Cyber Security Update for Jewish Institutions in the GTA

As Jewish institutions continue to adapt to the coronavirus pandemic, many community activities are now being conducted online. Unfortunately, the increased use of conferencing platforms like “Zoom” has resulted in a new opportunity to spread antisemitic hate through “Zoom-bombing.”

Zoom-bombing is when a malicious individual identifies and intentionally enters an online meeting to which they have not been invited, for the sole purpose of causing disruption. From Yeshiva University in New York, to a Holocaust remembrance event in Germany, we are witnessing a disturbing trend of individuals hijacking Jewish activities, posting graphic materials, and spewing antisemitic vitriol at participants.

Our community is not immune. UJA Community Security is aware of Zoom-bombing incidents in Toronto and are providing support to the affected institutions.

We encourage all Jewish institutions using Zoom to adopt practical steps to help protect your calls from Zoom-bombing. This includes:

  1. Update Your Zoom Apps
    To make sure your Zoom toolbar is updated with the latest security options, you must update your app. Check for and install updates on all devices where you use Zoom.
  2. Use a Unique ID and Password for Calls
    When you schedule a public Zoom meeting, select the Meeting ID option to Generate Automatically and limit the number of people with the invitation. Make sure to require a password.
  3. Create a Waiting Room
    To prevent unwanted guests entering your conference, create a Zoom Waiting Room. When participants log into the call, they see a Waiting Room screen that you can customize. They can't get into the call until you, the host, let them in. You can let people in all at once or one at a time, which means if you see names you don't recognize in the Waiting Room, you don't have to let them in at all.
  4. Make Sure Only the Hosts Can Share Their Screen
    Don't let anyone hijack the screen during a Zoom call. To prevent it, make sure your settings indicate that the only people allowed to share their screens are hosts. You can enable this setting in advance as well as during a call.
  5. Lock a Meeting Once It Starts
    If you start a meeting and everyone you expect to join has, you can lock the meeting from new participants. While the meeting is running, navigate to the bottom of the screen and click Participants. The Participants panel will open.
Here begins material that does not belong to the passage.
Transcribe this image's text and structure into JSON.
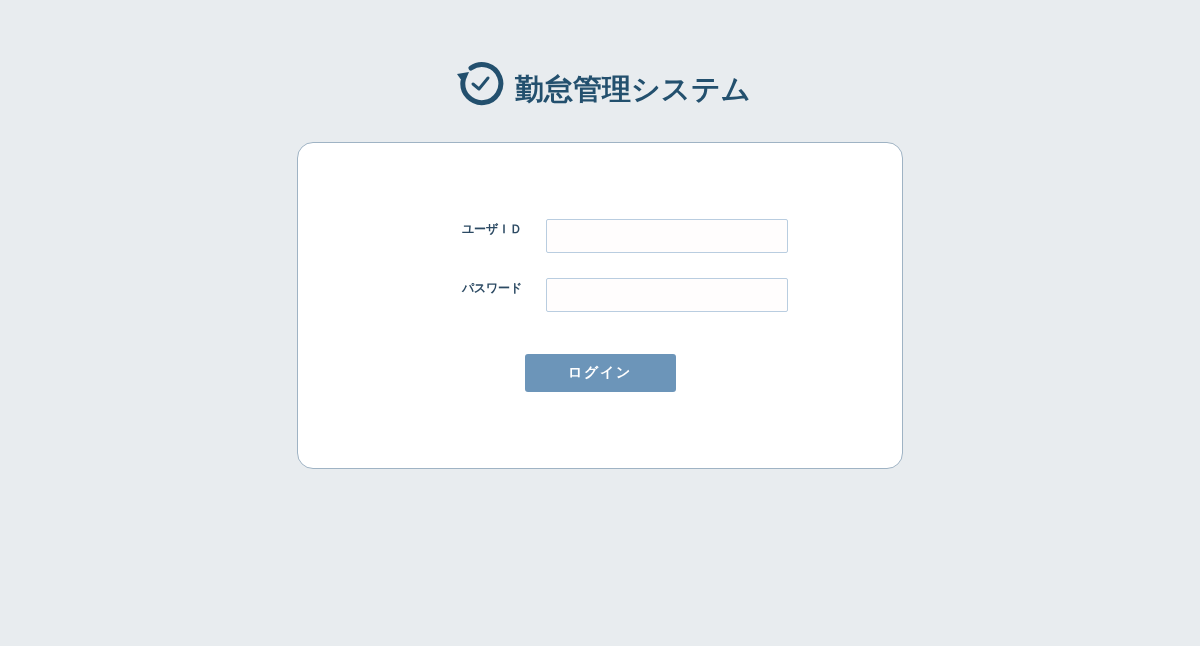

At the bottom, choose More > Lock Meeting.
  6. Kick Someone Out or Put Them on Hold
    Sometimes an unruly participant manages to slip through the cracks. As the meeting host, you do have the power to kick someone out of a call or put them on hold.

    To kick someone out: During the call, go to the Participants pane on the right. Hover over the name of the person you want to remove and, when options appear, choose Remove.

If you are a victim of an antisemitic Zoom-bombing incident, please contact my colleague Ryan Clow, UJA’s Director of Community Security, at

Thank you for continuing to keep Jewish life thriving in our city through the creative use of technology. Please do not hesitate to be in touch with us at any time.

Steven Shulman
Senior VP, Corporate Affairs, Community Relations & Counsel